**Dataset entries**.

________________________________________

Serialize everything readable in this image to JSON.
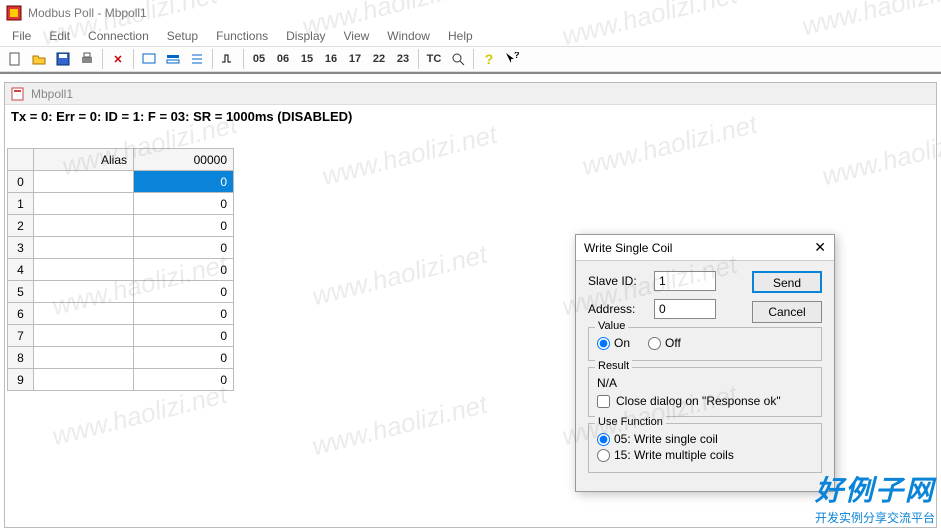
{
  "app": {
    "title": "Modbus Poll - Mbpoll1"
  },
  "menus": [
    "File",
    "Edit",
    "Connection",
    "Setup",
    "Functions",
    "Display",
    "View",
    "Window",
    "Help"
  ],
  "toolbar": {
    "codes": [
      "05",
      "06",
      "15",
      "16",
      "17",
      "22",
      "23"
    ],
    "tc": "TC"
  },
  "child": {
    "title": "Mbpoll1",
    "status": "Tx = 0: Err = 0: ID = 1: F = 03: SR = 1000ms  (DISABLED)"
  },
  "grid": {
    "headers": {
      "alias": "Alias",
      "value": "00000"
    },
    "rows": [
      {
        "idx": "0",
        "alias": "",
        "value": "0",
        "selected": true
      },
      {
        "idx": "1",
        "alias": "",
        "value": "0"
      },
      {
        "idx": "2",
        "alias": "",
        "value": "0"
      },
      {
        "idx": "3",
        "alias": "",
        "value": "0"
      },
      {
        "idx": "4",
        "alias": "",
        "value": "0"
      },
      {
        "idx": "5",
        "alias": "",
        "value": "0"
      },
      {
        "idx": "6",
        "alias": "",
        "value": "0"
      },
      {
        "idx": "7",
        "alias": "",
        "value": "0"
      },
      {
        "idx": "8",
        "alias": "",
        "value": "0"
      },
      {
        "idx": "9",
        "alias": "",
        "value": "0"
      }
    ]
  },
  "dialog": {
    "title": "Write Single Coil",
    "slave_id_label": "Slave ID:",
    "slave_id_value": "1",
    "address_label": "Address:",
    "address_value": "0",
    "send_label": "Send",
    "cancel_label": "Cancel",
    "value_legend": "Value",
    "value_on": "On",
    "value_off": "Off",
    "result_legend": "Result",
    "result_text": "N/A",
    "close_on_ok": "Close dialog on \"Response ok\"",
    "use_fn_legend": "Use Function",
    "fn05": "05: Write single coil",
    "fn15": "15: Write multiple coils"
  },
  "watermark": "www.haolizi.net",
  "brand": {
    "big": "好例子网",
    "sub": "开发实例分享交流平台"
  }
}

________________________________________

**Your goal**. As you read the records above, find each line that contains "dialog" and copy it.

**Answer to this exercise**.
  "dialog": {
    "close_on_ok": "Close dialog on \"Response ok\"",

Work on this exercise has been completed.